Insomnia and Vivid Dreams on the Rise With COVID-19 Anxiety
By Theresa Machemer
APRIL 23, 2020
“One of the earliest patterns that I noticed was people associating hugging with danger or menace,” Gravley tells NPR. “So there are a couple dreams where the dreamers described that someone wanted to hug them, and it made them very frightened, even to the point where they would yell, like, you're hurting me; you're going to kill me.”
An ongoing study by the Lyon Neuroscience Research Center has found a 35 percent increase in dream recall and a 15 percent increase in negative dreams. ( Nuca Lomadze / EyeEm via Getty Images)
A novelist recalls a trip to a comic store with Ronald Reagan, who swipes his wallet before he can make a purchase; someone else remembers escaping a collapsing building by climbing into a pilotless plane, where he hid in a toilet; and NPR’s Mary Louise Kelly says that one night, she broke into a colleague’s apartment and stole from a hoard of toilet paper—and then she woke up.
As parts of the United States enter their second month of stay-at-home orders, people’s day-to-day lives are becoming paired with an increasingly strange and vivid dreamscape. And a growing group is experiencing insomnia, an inability to fall asleep, as Quartz’s Amanat Khullar reports. Both seem to be symptoms of stress, part of the shared anxiety surrounding the COVID-19 pandemic.
Common dream scenarios collected by a group of psychoanalysis students in London, called Lockdown Dreams, include the dreamer running away from something or discovering that they’ve done something wrong.

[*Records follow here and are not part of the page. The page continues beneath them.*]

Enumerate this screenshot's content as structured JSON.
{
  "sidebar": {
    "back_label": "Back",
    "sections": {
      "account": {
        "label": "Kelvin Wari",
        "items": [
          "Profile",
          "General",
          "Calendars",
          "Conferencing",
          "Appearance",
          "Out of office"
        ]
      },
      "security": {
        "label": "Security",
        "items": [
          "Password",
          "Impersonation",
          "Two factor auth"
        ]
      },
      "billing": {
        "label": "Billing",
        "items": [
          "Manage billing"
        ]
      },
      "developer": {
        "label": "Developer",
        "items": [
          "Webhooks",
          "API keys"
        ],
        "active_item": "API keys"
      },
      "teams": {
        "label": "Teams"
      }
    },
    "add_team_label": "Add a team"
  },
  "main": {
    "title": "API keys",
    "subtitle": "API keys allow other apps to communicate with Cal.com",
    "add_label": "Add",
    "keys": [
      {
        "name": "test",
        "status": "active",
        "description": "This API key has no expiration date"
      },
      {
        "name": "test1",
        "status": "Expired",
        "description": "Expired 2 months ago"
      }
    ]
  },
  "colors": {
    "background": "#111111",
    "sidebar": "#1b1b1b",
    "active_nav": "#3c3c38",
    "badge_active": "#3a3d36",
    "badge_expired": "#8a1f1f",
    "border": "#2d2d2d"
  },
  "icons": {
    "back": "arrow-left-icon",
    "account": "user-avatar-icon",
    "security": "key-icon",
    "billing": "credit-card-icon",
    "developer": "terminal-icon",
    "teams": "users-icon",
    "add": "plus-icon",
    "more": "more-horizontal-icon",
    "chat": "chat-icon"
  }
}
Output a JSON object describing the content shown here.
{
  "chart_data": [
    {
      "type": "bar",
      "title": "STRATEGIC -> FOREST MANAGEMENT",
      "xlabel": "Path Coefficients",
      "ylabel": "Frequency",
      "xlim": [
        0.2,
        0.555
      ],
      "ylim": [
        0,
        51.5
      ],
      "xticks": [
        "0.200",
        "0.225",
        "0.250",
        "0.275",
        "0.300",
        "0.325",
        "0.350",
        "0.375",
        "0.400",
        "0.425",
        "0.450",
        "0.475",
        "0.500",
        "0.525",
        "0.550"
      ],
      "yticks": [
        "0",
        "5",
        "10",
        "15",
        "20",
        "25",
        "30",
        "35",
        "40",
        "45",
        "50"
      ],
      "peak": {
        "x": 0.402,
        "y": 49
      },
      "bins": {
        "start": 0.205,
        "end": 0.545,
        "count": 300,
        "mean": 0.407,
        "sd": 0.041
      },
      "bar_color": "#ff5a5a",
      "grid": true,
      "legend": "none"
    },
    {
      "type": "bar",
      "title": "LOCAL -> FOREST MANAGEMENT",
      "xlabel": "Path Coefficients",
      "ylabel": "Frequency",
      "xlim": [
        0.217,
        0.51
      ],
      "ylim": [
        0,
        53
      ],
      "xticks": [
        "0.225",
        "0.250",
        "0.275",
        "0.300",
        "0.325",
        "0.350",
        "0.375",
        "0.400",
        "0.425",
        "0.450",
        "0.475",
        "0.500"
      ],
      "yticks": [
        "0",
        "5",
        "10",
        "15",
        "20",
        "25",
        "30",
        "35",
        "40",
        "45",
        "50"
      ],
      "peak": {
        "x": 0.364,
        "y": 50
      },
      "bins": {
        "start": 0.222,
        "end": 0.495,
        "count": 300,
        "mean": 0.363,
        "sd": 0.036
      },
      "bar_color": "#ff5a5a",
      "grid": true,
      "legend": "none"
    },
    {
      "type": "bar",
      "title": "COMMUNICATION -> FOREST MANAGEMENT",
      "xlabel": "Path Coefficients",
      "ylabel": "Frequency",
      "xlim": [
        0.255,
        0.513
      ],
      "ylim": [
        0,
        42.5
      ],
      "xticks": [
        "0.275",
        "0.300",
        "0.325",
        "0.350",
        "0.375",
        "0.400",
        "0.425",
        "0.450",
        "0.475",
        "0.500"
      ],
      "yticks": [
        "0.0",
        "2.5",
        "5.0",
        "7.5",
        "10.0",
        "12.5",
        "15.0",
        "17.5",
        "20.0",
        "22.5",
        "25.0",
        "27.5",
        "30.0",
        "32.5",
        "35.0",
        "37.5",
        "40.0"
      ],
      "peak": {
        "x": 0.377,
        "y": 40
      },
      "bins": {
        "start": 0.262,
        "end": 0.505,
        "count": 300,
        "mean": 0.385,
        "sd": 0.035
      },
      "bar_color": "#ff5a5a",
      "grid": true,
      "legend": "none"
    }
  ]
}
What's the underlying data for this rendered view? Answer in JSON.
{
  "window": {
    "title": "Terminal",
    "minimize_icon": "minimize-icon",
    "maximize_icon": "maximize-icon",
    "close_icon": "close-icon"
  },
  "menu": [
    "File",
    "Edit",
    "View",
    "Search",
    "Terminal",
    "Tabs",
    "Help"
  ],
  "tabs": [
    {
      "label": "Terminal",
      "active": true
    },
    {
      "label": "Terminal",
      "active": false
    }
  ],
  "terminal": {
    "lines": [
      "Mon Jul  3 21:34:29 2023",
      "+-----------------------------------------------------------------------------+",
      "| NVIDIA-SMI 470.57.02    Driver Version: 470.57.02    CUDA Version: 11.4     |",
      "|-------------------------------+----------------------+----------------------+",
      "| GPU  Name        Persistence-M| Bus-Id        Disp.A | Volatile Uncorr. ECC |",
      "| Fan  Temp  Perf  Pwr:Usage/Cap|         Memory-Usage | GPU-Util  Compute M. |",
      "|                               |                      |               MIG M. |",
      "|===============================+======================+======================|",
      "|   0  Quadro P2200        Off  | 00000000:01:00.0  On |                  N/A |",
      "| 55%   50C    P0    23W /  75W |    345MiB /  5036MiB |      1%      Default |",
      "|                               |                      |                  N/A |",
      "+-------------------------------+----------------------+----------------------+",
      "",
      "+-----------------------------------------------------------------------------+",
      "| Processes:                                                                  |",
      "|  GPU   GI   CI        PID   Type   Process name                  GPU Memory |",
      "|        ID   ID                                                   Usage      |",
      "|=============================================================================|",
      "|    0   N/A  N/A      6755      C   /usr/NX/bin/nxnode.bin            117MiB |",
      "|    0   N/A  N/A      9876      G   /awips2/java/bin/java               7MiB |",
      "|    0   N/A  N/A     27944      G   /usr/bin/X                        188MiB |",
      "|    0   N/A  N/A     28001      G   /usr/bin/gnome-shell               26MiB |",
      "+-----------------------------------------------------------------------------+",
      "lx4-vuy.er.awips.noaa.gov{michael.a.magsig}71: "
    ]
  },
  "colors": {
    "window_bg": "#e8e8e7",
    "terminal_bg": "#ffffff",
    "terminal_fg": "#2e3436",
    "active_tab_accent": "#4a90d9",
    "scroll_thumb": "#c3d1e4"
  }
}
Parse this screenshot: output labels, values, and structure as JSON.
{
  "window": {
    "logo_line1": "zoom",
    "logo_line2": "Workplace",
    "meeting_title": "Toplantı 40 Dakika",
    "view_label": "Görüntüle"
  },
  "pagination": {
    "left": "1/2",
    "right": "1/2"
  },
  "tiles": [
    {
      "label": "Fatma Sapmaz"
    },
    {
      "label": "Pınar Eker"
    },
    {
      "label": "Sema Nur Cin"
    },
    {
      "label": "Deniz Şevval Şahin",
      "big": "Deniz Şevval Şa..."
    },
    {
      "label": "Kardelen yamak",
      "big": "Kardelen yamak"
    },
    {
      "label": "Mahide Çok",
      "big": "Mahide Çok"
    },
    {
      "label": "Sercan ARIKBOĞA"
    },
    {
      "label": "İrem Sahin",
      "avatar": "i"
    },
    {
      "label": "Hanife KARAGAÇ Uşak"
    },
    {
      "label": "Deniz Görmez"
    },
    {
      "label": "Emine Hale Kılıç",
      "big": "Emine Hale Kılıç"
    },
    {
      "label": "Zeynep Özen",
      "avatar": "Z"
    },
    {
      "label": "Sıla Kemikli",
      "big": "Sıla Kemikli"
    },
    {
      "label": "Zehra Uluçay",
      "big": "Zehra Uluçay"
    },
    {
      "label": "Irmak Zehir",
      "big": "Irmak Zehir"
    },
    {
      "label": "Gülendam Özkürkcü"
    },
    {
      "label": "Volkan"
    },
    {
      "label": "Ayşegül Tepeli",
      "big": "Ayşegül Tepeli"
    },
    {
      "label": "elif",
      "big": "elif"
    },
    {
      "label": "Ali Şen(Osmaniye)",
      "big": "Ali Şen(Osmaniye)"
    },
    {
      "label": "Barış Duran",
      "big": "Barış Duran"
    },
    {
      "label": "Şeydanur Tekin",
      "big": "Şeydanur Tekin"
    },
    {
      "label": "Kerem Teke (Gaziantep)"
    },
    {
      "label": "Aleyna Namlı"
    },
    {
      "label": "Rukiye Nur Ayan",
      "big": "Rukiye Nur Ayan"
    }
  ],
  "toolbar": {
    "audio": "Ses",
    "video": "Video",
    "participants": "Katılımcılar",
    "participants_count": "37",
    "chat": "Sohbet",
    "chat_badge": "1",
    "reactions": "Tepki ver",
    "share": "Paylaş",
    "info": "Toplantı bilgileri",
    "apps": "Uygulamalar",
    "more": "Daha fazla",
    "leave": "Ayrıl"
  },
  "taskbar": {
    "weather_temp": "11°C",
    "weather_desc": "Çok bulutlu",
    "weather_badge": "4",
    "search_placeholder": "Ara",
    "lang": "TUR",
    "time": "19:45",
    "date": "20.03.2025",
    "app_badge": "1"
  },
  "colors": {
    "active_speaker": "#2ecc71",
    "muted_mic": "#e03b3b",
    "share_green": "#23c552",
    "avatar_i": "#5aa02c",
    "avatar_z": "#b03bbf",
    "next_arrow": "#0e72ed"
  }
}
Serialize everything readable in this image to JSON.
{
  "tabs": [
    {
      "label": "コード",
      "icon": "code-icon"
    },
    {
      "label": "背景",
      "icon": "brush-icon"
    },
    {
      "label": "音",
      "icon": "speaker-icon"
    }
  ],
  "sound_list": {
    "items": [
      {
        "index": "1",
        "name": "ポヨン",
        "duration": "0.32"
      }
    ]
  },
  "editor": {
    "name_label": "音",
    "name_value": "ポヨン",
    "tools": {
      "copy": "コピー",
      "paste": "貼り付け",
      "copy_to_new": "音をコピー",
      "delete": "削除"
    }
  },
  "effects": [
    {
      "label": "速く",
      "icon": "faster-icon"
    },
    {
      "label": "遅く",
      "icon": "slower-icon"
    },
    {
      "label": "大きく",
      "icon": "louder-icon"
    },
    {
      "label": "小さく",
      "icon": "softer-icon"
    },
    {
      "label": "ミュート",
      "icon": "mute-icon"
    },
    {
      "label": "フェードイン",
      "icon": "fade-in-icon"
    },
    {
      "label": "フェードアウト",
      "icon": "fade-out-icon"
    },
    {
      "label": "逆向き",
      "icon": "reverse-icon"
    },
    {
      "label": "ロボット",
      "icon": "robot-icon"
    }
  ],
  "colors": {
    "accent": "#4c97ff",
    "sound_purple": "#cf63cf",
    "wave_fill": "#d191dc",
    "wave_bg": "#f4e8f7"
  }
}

“These are typical anxiety dreams. It’s very pedestrian stuff in that sense, but it’s acted out with such vivid imagination, it becomes very strange,” Jake Roberts, a spokesperson for Lockdown Dreams, tells Donna Ferguson at the Guardian. “Everyone’s quite shocked by the fact that they’re having incredibly vivid dreams. That’s so interesting because our material waking lives have become, in a way, more dull.”
The London-based group is not the only research project tracking the pandemic’s parallel rise in strange dreams. In France, a group at the Lyon Neuroscience Research Center began a study on dreams and dream recall in March, National Geographic’s Rebecca Renner reports. And Bay Area resident Erin Gravley and her sister have begun a website called “i dream of covid” that asks visitors to share their recent dreams.
For those who find their vivid dreams unsettling, the good news is that the phenomenon will probably fade with time. read it here
and they will!